(Records for processing)
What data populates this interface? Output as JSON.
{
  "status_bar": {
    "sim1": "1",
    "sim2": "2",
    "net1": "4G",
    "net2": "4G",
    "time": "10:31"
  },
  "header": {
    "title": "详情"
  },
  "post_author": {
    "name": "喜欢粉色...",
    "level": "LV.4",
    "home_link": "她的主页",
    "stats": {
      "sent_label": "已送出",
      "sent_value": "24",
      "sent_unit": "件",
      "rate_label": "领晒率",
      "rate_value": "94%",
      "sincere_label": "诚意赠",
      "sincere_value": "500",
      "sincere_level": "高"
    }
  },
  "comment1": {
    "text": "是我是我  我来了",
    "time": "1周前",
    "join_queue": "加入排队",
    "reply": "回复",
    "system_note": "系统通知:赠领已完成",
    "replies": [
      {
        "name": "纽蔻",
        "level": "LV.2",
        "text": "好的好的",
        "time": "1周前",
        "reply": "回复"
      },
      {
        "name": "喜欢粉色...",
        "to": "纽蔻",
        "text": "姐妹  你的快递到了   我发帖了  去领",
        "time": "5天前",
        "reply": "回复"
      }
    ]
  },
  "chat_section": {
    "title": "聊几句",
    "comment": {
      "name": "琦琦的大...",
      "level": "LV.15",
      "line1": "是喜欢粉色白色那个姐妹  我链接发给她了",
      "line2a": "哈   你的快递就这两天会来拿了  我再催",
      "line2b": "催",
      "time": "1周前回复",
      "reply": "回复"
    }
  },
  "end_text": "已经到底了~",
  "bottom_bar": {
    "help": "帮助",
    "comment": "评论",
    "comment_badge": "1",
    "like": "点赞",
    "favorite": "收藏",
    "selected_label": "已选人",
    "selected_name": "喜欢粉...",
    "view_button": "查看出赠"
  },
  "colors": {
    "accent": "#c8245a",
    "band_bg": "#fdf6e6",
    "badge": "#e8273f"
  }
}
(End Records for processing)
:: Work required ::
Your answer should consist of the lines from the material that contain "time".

:: Answer section ::
    "time": "10:31"
    "time": "1周前",
        "time": "1周前",
        "time": "5天前",
      "time": "1周前回复",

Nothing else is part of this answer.